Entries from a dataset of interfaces

- Opening Delimiter -

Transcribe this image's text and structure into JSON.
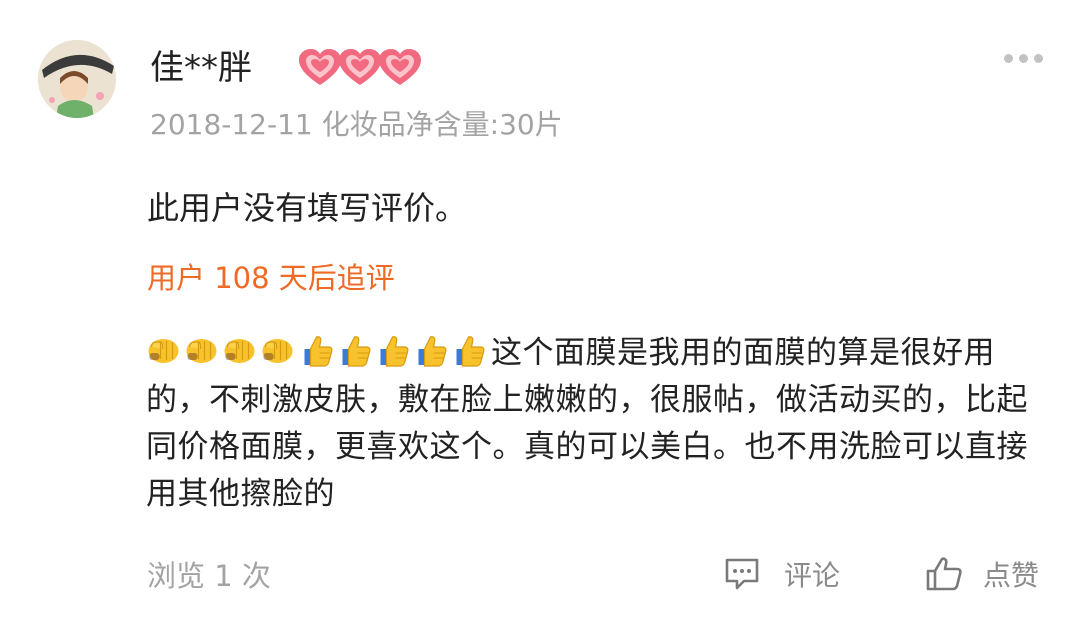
{
  "review": {
    "username": "佳**胖",
    "level_icon": "heart-badge-icon",
    "level_color": "#f0607a",
    "date": "2018-12-11",
    "spec": "化妆品净含量:30片",
    "content": "此用户没有填写评价。",
    "followup": {
      "title": "用户 108 天后追评",
      "emojis": [
        "fist-emoji",
        "fist-emoji",
        "fist-emoji",
        "fist-emoji",
        "thumbs-up-emoji",
        "thumbs-up-emoji",
        "thumbs-up-emoji",
        "thumbs-up-emoji",
        "thumbs-up-emoji"
      ],
      "text": "这个面膜是我用的面膜的算是很好用的，不刺激皮肤，敷在脸上嫩嫩的，很服帖，做活动买的，比起同价格面膜，更喜欢这个。真的可以美白。也不用洗脸可以直接用其他擦脸的"
    },
    "views": "浏览 1 次",
    "comment_label": "评论",
    "like_label": "点赞",
    "accent_color": "#ef6a24"
  }
}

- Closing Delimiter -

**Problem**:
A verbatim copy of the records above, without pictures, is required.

**Result for this task**:
Transcribe this image's text and structure into JSON.
{
  "review": {
    "username": "佳**胖",
    "level_icon": "heart-badge-icon",
    "level_color": "#f0607a",
    "date": "2018-12-11",
    "spec": "化妆品净含量:30片",
    "content": "此用户没有填写评价。",
    "followup": {
      "title": "用户 108 天后追评",
      "emojis": [
        "fist-emoji",
        "fist-emoji",
        "fist-emoji",
        "fist-emoji",
        "thumbs-up-emoji",
        "thumbs-up-emoji",
        "thumbs-up-emoji",
        "thumbs-up-emoji",
        "thumbs-up-emoji"
      ],
      "text": "这个面膜是我用的面膜的算是很好用的，不刺激皮肤，敷在脸上嫩嫩的，很服帖，做活动买的，比起同价格面膜，更喜欢这个。真的可以美白。也不用洗脸可以直接用其他擦脸的"
    },
    "views": "浏览 1 次",
    "comment_label": "评论",
    "like_label": "点赞",
    "accent_color": "#ef6a24"
  }
}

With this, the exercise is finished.